____ Information

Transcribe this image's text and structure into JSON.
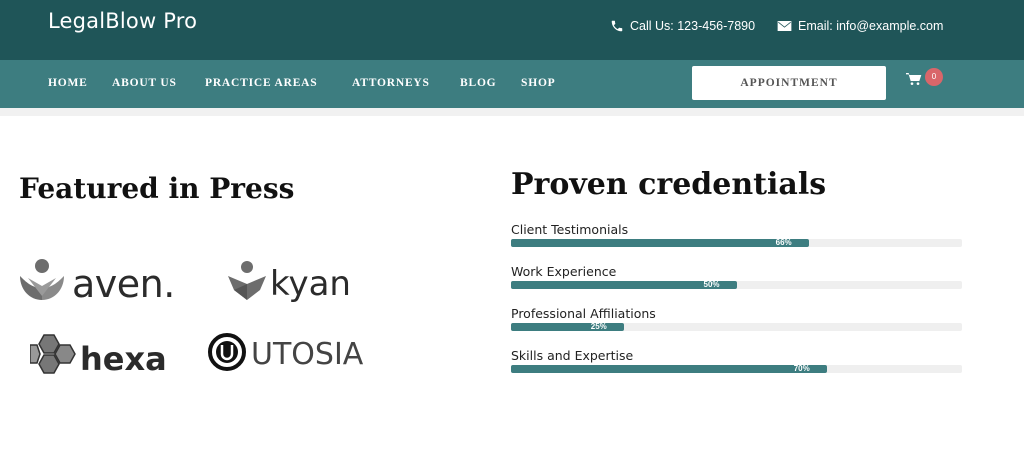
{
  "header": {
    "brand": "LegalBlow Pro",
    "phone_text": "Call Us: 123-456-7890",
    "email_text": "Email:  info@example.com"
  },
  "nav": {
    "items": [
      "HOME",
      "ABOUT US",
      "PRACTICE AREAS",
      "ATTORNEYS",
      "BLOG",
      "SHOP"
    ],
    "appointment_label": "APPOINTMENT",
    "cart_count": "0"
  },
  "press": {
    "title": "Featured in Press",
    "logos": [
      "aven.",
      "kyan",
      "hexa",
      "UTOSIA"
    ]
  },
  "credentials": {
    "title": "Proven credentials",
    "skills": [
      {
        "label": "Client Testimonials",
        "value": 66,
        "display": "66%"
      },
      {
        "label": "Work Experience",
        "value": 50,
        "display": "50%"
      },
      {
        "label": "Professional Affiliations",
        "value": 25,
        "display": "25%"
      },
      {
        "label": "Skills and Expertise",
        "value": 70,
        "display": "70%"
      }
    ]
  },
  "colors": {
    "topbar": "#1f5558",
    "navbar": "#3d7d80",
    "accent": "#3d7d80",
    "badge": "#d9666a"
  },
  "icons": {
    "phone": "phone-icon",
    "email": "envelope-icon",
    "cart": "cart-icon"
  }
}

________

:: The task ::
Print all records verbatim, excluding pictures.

:: Result of the exercise ::
Transcribe this image's text and structure into JSON.
{
  "header": {
    "brand": "LegalBlow Pro",
    "phone_text": "Call Us: 123-456-7890",
    "email_text": "Email:  info@example.com"
  },
  "nav": {
    "items": [
      "HOME",
      "ABOUT US",
      "PRACTICE AREAS",
      "ATTORNEYS",
      "BLOG",
      "SHOP"
    ],
    "appointment_label": "APPOINTMENT",
    "cart_count": "0"
  },
  "press": {
    "title": "Featured in Press",
    "logos": [
      "aven.",
      "kyan",
      "hexa",
      "UTOSIA"
    ]
  },
  "credentials": {
    "title": "Proven credentials",
    "skills": [
      {
        "label": "Client Testimonials",
        "value": 66,
        "display": "66%"
      },
      {
        "label": "Work Experience",
        "value": 50,
        "display": "50%"
      },
      {
        "label": "Professional Affiliations",
        "value": 25,
        "display": "25%"
      },
      {
        "label": "Skills and Expertise",
        "value": 70,
        "display": "70%"
      }
    ]
  },
  "colors": {
    "topbar": "#1f5558",
    "navbar": "#3d7d80",
    "accent": "#3d7d80",
    "badge": "#d9666a"
  },
  "icons": {
    "phone": "phone-icon",
    "email": "envelope-icon",
    "cart": "cart-icon"
  }
}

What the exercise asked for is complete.